_GIVEN ENTRIES:_
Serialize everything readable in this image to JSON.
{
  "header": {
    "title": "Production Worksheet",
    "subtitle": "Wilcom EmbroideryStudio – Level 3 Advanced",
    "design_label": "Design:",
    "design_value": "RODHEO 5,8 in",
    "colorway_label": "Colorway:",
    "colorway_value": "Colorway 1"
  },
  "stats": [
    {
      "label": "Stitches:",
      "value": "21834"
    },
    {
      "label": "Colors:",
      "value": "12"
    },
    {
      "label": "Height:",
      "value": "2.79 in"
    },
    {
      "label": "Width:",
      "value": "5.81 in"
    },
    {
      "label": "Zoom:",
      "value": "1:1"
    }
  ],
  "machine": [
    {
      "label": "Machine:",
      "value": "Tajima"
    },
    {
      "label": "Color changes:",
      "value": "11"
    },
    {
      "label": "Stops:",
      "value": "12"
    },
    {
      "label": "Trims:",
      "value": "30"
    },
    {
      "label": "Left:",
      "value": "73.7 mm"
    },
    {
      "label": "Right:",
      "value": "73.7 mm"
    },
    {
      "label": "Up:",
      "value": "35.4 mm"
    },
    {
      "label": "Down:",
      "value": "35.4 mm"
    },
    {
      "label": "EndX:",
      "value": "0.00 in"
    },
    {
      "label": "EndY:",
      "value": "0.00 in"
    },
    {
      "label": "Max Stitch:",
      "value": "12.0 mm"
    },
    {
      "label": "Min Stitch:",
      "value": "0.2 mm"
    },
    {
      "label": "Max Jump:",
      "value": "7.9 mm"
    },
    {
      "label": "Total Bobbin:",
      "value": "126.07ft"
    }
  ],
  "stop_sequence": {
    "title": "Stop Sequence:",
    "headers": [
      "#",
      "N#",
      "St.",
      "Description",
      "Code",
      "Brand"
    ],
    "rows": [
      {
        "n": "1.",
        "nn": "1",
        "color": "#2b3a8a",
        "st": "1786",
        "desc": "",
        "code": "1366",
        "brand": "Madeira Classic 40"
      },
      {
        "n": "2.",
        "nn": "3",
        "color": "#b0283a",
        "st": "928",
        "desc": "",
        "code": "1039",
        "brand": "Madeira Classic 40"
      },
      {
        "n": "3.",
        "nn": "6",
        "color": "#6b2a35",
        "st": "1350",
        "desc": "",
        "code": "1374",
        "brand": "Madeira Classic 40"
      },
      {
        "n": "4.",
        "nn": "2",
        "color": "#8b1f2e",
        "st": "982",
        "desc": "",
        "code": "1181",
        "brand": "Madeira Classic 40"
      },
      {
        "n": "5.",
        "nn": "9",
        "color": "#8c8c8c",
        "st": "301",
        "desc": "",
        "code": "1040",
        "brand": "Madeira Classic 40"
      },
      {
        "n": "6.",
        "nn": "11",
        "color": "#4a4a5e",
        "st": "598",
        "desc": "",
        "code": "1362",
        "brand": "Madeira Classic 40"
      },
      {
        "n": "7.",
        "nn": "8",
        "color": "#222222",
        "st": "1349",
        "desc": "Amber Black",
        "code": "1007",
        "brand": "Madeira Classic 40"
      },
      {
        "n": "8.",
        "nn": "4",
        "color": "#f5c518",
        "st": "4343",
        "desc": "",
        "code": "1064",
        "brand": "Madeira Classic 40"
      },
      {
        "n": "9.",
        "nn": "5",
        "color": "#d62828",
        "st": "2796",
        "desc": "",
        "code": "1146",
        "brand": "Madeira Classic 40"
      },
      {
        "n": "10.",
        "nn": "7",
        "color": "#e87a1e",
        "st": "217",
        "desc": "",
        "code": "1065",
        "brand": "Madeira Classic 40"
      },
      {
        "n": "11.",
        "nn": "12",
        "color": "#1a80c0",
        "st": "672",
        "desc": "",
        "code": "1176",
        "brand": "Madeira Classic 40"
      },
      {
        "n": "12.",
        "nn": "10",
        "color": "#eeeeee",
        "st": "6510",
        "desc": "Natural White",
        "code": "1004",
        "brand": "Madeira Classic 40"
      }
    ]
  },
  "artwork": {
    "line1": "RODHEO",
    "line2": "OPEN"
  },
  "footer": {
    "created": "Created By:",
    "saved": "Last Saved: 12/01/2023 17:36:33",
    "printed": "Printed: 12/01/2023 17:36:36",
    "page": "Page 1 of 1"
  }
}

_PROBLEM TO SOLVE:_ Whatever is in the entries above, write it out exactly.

_ANSWER TO THIS PROBLEM:_
Serialize everything readable in this image to JSON.
{
  "header": {
    "title": "Production Worksheet",
    "subtitle": "Wilcom EmbroideryStudio – Level 3 Advanced",
    "design_label": "Design:",
    "design_value": "RODHEO 5,8 in",
    "colorway_label": "Colorway:",
    "colorway_value": "Colorway 1"
  },
  "stats": [
    {
      "label": "Stitches:",
      "value": "21834"
    },
    {
      "label": "Colors:",
      "value": "12"
    },
    {
      "label": "Height:",
      "value": "2.79 in"
    },
    {
      "label": "Width:",
      "value": "5.81 in"
    },
    {
      "label": "Zoom:",
      "value": "1:1"
    }
  ],
  "machine": [
    {
      "label": "Machine:",
      "value": "Tajima"
    },
    {
      "label": "Color changes:",
      "value": "11"
    },
    {
      "label": "Stops:",
      "value": "12"
    },
    {
      "label": "Trims:",
      "value": "30"
    },
    {
      "label": "Left:",
      "value": "73.7 mm"
    },
    {
      "label": "Right:",
      "value": "73.7 mm"
    },
    {
      "label": "Up:",
      "value": "35.4 mm"
    },
    {
      "label": "Down:",
      "value": "35.4 mm"
    },
    {
      "label": "EndX:",
      "value": "0.00 in"
    },
    {
      "label": "EndY:",
      "value": "0.00 in"
    },
    {
      "label": "Max Stitch:",
      "value": "12.0 mm"
    },
    {
      "label": "Min Stitch:",
      "value": "0.2 mm"
    },
    {
      "label": "Max Jump:",
      "value": "7.9 mm"
    },
    {
      "label": "Total Bobbin:",
      "value": "126.07ft"
    }
  ],
  "stop_sequence": {
    "title": "Stop Sequence:",
    "headers": [
      "#",
      "N#",
      "St.",
      "Description",
      "Code",
      "Brand"
    ],
    "rows": [
      {
        "n": "1.",
        "nn": "1",
        "color": "#2b3a8a",
        "st": "1786",
        "desc": "",
        "code": "1366",
        "brand": "Madeira Classic 40"
      },
      {
        "n": "2.",
        "nn": "3",
        "color": "#b0283a",
        "st": "928",
        "desc": "",
        "code": "1039",
        "brand": "Madeira Classic 40"
      },
      {
        "n": "3.",
        "nn": "6",
        "color": "#6b2a35",
        "st": "1350",
        "desc": "",
        "code": "1374",
        "brand": "Madeira Classic 40"
      },
      {
        "n": "4.",
        "nn": "2",
        "color": "#8b1f2e",
        "st": "982",
        "desc": "",
        "code": "1181",
        "brand": "Madeira Classic 40"
      },
      {
        "n": "5.",
        "nn": "9",
        "color": "#8c8c8c",
        "st": "301",
        "desc": "",
        "code": "1040",
        "brand": "Madeira Classic 40"
      },
      {
        "n": "6.",
        "nn": "11",
        "color": "#4a4a5e",
        "st": "598",
        "desc": "",
        "code": "1362",
        "brand": "Madeira Classic 40"
      },
      {
        "n": "7.",
        "nn": "8",
        "color": "#222222",
        "st": "1349",
        "desc": "Amber Black",
        "code": "1007",
        "brand": "Madeira Classic 40"
      },
      {
        "n": "8.",
        "nn": "4",
        "color": "#f5c518",
        "st": "4343",
        "desc": "",
        "code": "1064",
        "brand": "Madeira Classic 40"
      },
      {
        "n": "9.",
        "nn": "5",
        "color": "#d62828",
        "st": "2796",
        "desc": "",
        "code": "1146",
        "brand": "Madeira Classic 40"
      },
      {
        "n": "10.",
        "nn": "7",
        "color": "#e87a1e",
        "st": "217",
        "desc": "",
        "code": "1065",
        "brand": "Madeira Classic 40"
      },
      {
        "n": "11.",
        "nn": "12",
        "color": "#1a80c0",
        "st": "672",
        "desc": "",
        "code": "1176",
        "brand": "Madeira Classic 40"
      },
      {
        "n": "12.",
        "nn": "10",
        "color": "#eeeeee",
        "st": "6510",
        "desc": "Natural White",
        "code": "1004",
        "brand": "Madeira Classic 40"
      }
    ]
  },
  "artwork": {
    "line1": "RODHEO",
    "line2": "OPEN"
  },
  "footer": {
    "created": "Created By:",
    "saved": "Last Saved: 12/01/2023 17:36:33",
    "printed": "Printed: 12/01/2023 17:36:36",
    "page": "Page 1 of 1"
  }
}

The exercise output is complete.